Subject: Colonial Northeastern United States & Canada, Great Lakes
Period: 1783 (dated)
Publication: Atlas Geographique Des Quatre Parties Du Monde
Color: Hand Color
25.8 x 19.9 inches
65.5 x 50.5 cm

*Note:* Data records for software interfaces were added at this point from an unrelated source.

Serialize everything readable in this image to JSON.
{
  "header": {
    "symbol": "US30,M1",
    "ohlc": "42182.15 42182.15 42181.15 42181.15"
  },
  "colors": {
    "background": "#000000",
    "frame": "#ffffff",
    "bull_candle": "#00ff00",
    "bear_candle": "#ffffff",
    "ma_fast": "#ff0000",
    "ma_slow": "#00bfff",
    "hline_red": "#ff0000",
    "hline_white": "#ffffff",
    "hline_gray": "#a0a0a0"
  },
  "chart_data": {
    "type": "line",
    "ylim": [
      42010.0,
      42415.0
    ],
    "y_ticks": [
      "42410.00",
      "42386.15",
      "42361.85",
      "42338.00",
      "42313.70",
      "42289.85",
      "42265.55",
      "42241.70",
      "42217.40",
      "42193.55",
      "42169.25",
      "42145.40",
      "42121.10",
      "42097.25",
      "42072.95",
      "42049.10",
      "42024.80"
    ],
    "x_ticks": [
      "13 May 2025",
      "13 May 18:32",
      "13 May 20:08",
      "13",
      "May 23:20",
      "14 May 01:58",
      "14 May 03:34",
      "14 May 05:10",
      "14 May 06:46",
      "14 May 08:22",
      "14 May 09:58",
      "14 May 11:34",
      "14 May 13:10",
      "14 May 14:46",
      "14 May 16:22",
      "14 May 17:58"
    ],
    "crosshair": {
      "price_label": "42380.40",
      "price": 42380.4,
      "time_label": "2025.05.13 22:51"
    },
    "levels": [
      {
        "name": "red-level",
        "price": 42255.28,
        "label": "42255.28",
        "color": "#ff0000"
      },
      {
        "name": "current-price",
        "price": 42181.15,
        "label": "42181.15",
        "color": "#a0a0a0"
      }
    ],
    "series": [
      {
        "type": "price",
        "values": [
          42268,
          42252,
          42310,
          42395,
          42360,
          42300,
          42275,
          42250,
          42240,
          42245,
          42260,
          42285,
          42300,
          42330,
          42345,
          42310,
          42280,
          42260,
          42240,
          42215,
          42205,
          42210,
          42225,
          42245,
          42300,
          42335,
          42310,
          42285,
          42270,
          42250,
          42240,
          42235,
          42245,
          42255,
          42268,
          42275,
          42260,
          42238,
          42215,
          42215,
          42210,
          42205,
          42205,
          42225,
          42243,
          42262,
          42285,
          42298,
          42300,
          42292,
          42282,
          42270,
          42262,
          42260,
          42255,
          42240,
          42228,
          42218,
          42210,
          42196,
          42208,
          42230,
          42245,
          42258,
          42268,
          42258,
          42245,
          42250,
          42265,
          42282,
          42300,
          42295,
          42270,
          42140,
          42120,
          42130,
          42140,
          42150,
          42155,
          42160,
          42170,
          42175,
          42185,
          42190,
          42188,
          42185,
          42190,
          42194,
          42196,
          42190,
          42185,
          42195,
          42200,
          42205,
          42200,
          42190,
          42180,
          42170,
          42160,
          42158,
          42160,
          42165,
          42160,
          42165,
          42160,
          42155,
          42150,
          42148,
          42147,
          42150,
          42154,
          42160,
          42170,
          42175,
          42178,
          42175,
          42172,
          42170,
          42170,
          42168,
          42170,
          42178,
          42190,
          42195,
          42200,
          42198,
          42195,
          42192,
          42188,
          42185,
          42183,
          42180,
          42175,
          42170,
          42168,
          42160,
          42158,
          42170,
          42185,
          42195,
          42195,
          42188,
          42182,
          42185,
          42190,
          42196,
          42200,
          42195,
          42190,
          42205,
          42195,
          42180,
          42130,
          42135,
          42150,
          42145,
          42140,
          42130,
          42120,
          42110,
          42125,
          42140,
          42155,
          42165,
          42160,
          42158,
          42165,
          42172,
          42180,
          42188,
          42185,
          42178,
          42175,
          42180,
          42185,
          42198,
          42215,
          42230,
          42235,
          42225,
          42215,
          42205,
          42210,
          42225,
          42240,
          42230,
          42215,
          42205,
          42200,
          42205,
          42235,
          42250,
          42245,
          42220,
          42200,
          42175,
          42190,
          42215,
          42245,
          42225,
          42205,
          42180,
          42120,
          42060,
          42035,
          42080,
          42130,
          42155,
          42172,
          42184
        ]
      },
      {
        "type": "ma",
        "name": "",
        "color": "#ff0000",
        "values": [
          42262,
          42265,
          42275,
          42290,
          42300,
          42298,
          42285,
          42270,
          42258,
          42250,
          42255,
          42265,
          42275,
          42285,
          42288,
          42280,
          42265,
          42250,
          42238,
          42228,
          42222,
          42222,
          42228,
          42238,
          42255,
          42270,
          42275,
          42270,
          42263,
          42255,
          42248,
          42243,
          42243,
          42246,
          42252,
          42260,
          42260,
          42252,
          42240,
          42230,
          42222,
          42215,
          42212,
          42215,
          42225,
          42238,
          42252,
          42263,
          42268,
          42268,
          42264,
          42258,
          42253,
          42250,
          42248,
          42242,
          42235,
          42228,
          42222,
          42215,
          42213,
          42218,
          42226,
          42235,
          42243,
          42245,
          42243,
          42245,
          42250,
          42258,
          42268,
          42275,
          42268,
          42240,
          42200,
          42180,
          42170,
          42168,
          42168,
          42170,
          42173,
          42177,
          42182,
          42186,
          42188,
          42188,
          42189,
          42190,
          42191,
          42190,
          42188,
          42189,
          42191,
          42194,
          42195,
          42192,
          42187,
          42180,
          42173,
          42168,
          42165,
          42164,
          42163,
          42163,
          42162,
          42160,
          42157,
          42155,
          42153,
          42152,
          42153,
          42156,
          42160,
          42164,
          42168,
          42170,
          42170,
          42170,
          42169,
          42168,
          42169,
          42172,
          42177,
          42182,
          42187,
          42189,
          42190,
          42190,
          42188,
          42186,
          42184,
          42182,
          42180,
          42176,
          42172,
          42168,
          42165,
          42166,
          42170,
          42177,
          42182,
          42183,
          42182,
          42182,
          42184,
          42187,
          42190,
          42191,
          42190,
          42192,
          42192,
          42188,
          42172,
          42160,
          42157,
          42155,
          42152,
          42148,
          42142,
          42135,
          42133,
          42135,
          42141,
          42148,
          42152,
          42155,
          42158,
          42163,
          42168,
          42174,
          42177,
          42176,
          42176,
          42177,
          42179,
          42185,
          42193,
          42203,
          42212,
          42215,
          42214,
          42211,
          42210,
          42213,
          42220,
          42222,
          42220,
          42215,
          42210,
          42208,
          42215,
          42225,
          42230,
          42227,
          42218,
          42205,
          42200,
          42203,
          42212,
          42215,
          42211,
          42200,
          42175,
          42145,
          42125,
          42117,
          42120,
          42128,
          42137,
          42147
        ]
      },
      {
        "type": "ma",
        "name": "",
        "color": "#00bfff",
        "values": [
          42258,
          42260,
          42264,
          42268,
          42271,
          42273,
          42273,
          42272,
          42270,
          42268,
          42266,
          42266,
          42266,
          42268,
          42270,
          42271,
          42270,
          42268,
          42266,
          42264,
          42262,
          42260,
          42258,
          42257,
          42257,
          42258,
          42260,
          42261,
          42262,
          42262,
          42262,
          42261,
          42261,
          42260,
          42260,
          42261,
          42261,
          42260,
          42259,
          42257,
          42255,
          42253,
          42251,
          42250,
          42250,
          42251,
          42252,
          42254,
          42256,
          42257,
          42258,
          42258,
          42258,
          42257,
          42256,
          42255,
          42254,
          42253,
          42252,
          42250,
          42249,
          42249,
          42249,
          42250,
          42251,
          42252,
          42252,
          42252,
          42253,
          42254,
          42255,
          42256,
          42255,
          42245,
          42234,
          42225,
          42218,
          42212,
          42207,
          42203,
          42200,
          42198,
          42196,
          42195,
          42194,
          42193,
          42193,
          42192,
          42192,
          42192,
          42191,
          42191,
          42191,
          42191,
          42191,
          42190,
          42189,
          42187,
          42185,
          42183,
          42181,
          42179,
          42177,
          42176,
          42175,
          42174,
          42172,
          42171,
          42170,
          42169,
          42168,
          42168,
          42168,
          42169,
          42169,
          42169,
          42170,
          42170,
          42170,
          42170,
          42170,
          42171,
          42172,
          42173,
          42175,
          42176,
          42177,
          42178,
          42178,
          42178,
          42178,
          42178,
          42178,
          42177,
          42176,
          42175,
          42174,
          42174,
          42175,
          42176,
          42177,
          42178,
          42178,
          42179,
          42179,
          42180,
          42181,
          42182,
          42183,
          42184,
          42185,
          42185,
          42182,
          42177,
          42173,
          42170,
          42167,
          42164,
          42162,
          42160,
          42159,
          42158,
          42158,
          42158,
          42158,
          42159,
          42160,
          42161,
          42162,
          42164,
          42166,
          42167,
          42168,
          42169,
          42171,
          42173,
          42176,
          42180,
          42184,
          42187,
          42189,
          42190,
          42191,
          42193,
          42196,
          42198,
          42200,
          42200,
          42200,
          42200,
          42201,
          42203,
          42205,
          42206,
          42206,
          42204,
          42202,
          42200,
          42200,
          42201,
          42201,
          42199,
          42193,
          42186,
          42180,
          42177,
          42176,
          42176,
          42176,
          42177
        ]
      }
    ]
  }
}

First issued by Guillaume Delisle in 1703, this richly detailed map provides the most accurate rendering of the Great Lakes of the time, with the lakes fully enclosed and properly placed in longitude and latitude. Delisle's map of Canada and the Great Lakes is one of the most outstanding and influential maps of the eighteenth century. It correctly positions the Ohio River but confuses its name with the Wabash River. West of the Mississippi, Lahontan's fictitious Riviere Longue is prominently depicted. In Canada, special attention is given to the rivers and lakes between Hudson Bay and the St. Lawrence, and Lac de Assenipoils (Lake Winnipeg) connects to Hudson Bay. Sanson's three islands of the Arctic are retained. The exquisite cartouche is decorated with a beaver, natives (one of whom is bearing a scalp), and Jesuit explorers. A table of colors below the cartouche distinguishes the boundaries of the United States and European possessions. This is the eighth state of the map, issued by Dezauche in 1783 and 1789, before nearly all traces of royalty were erased from the cartouche in the wake of the French Revolution. It is the first state to reflect the founding of the United States.
References: Kershaw # 315; Tooley (Amer) #42, p. 21.
A fine impression with original outline color on a watermarked sheet with light soiling and a tiny hole at bottom near the centerfold. Professionally remargined at top with a portion of border replaced in facsimile.